Data about app and page elements
■ ■ ■ ■ ■

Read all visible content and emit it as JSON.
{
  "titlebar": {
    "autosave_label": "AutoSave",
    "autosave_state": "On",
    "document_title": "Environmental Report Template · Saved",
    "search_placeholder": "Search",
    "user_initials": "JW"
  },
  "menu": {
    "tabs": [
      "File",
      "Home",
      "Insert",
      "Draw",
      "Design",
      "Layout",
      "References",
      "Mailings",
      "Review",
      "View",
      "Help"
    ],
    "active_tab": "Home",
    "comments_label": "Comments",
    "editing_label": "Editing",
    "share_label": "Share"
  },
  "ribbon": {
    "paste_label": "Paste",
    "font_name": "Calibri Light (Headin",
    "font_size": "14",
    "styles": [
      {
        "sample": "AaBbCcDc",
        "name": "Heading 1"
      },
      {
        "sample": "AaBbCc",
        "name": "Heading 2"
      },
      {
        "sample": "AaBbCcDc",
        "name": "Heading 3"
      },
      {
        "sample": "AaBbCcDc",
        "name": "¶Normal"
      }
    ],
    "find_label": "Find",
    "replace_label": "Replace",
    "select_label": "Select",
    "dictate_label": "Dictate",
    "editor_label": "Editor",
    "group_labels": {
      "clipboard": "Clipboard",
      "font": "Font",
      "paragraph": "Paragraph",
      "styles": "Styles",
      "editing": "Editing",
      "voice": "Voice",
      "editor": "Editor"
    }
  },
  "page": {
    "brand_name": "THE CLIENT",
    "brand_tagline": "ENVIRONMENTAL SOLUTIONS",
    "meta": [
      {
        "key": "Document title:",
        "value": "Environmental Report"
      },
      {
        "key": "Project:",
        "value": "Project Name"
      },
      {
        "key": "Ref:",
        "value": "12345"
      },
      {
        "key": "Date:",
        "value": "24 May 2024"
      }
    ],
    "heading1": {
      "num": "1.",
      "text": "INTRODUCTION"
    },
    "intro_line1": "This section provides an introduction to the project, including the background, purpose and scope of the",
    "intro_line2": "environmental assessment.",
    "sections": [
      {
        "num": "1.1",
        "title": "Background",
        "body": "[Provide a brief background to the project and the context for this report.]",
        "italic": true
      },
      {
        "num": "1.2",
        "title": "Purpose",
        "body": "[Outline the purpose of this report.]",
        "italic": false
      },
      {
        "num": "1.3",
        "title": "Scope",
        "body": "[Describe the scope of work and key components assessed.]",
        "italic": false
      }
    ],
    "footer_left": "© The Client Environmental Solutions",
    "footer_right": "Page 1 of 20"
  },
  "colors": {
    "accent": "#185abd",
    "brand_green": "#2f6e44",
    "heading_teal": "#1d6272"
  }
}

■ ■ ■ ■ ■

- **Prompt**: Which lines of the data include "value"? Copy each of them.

- **Task response**:
        "value": "Environmental Report"
        "value": "Project Name"
        "value": "12345"
        "value": "24 May 2024"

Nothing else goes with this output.